Exercise requirements
For the entries that follow, give the number of lines holding the string "JSON" and nothing more.

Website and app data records
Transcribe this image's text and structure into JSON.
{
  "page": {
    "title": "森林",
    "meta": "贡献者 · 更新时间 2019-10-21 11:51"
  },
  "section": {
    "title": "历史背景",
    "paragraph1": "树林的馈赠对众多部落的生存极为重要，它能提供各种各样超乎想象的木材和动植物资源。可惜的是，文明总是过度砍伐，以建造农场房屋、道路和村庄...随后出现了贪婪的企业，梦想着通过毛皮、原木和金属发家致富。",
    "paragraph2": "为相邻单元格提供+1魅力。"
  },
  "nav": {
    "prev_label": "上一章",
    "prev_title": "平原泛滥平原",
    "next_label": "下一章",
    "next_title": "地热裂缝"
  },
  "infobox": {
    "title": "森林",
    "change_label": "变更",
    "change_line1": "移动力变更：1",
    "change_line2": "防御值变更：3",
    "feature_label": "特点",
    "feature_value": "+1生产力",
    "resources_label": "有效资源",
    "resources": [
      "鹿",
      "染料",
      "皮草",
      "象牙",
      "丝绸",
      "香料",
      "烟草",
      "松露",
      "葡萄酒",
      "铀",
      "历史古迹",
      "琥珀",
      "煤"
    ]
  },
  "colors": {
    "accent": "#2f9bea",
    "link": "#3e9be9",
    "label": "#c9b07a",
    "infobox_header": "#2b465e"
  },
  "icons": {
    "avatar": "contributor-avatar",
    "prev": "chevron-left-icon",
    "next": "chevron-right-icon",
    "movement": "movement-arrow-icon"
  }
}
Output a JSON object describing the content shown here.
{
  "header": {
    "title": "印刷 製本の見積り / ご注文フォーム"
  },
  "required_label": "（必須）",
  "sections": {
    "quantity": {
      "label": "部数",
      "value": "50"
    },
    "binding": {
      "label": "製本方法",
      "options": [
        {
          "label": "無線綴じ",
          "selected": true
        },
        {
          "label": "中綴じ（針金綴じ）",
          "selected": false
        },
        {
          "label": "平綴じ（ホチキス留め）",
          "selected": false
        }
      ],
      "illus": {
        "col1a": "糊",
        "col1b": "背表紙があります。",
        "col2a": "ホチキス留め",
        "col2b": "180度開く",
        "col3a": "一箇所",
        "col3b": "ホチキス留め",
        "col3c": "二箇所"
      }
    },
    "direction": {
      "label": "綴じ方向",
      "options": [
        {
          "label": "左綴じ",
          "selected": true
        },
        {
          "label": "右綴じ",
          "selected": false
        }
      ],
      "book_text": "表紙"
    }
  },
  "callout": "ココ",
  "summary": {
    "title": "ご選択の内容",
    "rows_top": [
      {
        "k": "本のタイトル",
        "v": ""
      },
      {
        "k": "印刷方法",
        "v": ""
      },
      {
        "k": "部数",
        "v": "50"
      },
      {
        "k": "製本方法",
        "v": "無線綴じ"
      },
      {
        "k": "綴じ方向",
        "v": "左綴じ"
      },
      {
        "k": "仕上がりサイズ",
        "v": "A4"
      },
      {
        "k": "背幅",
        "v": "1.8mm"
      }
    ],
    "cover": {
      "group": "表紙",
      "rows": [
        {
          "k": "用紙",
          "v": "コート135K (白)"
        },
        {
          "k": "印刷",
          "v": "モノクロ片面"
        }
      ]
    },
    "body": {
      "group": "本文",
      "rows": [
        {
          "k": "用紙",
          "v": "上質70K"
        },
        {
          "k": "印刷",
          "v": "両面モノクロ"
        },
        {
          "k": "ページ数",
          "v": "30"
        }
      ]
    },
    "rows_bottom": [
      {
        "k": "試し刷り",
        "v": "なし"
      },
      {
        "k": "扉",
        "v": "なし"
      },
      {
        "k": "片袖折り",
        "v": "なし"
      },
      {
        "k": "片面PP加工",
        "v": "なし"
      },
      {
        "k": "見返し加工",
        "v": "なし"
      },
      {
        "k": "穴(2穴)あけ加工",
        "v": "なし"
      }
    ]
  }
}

Your response
2